Mr Simon Mulongo, the former deputy head of the African Union Peace-keeping Mission in Somalia (AMISOM), said UPDF was unencumbered through NEC to enter into private ventures so long as “they have capacity to enter in [the] commercial venture”.
“As long as they are not going after the mainstream UPDF and using the UPDF guns, boots or other amenities for private works … there is no problem. They should just ensure that their activities are not in breach of the Companies [Act] and the UPDF Act,” he said.
In a separate interview, the chairman of Uganda Private Security Association (TUPSA), Mr Grace Matsiko, welcomed the military’s entry into their fold, urging them to play by the rules.
“World over [the] military can supplement the national development agenda. Therefore, we hope that this will be a good and new dynamic in the business.

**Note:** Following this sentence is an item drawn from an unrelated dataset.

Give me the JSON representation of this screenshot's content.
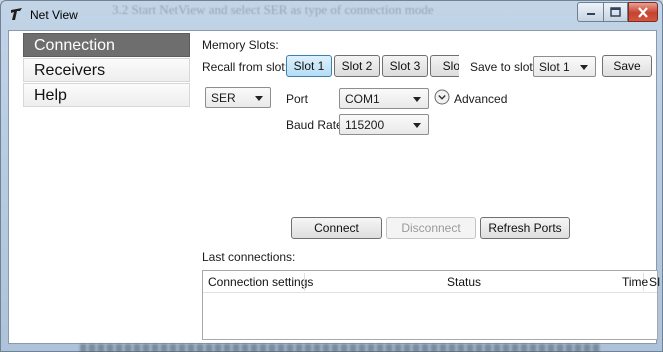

They should just play by the [rule of the] game of the current business regime,” he said.
Tainted professionalism:The folly plaguing private security guards
By last night, NEC had removed from its website logo and information about the private security outfit, which it said would, among others, provide integrated, professional and reliable security services, contribute to national security through close cooperation with ministries and support welfare of veterans through job opportunities.
Functions of NEC
· Acquire, lease, hold and enjoy any property, and sell, let or otherwise dispose of the property
· Manage, develop, let, hire or buy, subscribe for or otherwise acquire, sell, dispose of, or otherwise deal in immovable or movable property of anysort, including stocks, shares, bonds, debentures and security or any interest
· Takeover or acquire shareholdings in any company and establish subsidiary companies
· Engage in agriculture, agricultural produce and the processing, purchase and disposal of the same.
· Establish and maintain factories and similar establishments for the production of textiles, hardware, electric materials, timber, woodworks andother factory products.
· Engage in the business of transportation and motor assembling.
· Engage in the production of chemicals, polymers, pharmaceuticalproducts and other related products.
· Build or purchase business premises in furtherance of its functions.
· Establish and maintain offices in Uganda and abroad.
·Carry on research in relation to any of its functions or to national defence and, for those purposes, may train, organise, develop and utilise personnel.